He told the audience, with less than 500 men in attendance, that not asking for a raise is “good karma” and the system would deliver pay increases when warranted.

It wasn’t long before the Twitter-verse was in a frenzy, criticizing Nadella for promoting a serious issue for women across all industries. The responses reflected a combination of anger, disgust and thankfulness.

The smartest and most charismatic man couldn’t have survived a women-focused conference without making at least one flop. Women should understand Nadella couldn’t possibly give relevant advice to people struggling in a system that has lifted him up.

In a strange twist of events, Nadella’s failure has given feminist success in bringing wage disparity based on gender to the front line.

Economist Linda Babcock from Carnegie Mellon University says men are four times more likely to negotiate higher pay than women. According to her research, men and women are equally harsh towards women who ask for pay raises. It’s become a crucial issue in bridging the wage gap. Babcock discovered women often receive backlash for deviating from the social script.

Nadella runs a multi-billion dollar technology corporation. The sorry letter was a great move in image management, but his sentiments were dishonest. Many high powered men (and women) start to view women as combative when they fight for the salary they deserve.

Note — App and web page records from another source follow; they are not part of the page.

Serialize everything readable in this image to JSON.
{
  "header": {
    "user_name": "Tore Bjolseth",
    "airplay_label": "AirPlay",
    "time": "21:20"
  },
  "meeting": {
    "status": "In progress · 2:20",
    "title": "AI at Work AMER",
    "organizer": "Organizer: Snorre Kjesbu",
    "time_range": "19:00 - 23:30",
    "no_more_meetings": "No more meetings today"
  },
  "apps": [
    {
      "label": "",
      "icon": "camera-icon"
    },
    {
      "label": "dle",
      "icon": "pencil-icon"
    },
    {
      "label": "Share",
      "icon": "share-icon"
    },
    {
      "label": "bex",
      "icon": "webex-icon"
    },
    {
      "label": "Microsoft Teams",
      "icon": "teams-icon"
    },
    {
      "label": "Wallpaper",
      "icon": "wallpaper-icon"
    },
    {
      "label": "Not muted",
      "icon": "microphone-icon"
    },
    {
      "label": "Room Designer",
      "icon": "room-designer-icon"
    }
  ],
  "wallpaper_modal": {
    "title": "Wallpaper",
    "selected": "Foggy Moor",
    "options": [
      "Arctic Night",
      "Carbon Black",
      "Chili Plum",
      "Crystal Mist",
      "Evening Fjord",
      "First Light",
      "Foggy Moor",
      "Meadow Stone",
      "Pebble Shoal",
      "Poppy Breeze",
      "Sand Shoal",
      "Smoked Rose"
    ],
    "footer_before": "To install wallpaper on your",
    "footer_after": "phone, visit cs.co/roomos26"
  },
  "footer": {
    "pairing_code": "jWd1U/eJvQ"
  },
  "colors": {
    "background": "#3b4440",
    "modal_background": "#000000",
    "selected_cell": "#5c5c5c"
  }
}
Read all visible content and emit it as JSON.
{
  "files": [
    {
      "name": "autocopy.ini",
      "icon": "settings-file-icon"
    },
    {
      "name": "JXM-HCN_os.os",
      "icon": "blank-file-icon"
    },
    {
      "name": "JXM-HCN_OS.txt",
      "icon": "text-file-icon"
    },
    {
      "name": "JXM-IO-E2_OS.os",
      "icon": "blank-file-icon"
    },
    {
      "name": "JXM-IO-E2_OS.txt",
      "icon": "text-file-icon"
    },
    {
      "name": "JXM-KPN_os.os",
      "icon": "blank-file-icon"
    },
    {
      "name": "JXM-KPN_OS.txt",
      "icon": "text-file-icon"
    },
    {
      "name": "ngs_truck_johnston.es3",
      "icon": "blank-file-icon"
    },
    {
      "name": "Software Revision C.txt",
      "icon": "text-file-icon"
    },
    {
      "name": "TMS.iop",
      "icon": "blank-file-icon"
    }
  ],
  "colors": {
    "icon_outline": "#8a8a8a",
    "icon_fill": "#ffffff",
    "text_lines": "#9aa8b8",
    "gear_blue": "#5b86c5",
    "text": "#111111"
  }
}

Those women in the audience were looking for encouragement. He should have been able to give it to them. In his letter, Nadella retracted his entire statement about women and pay raises. He said women should ask for pay raises if they think they deserve it.

Wish Nadella would have thought of this before he opened his mouth in Arizona a few days ago.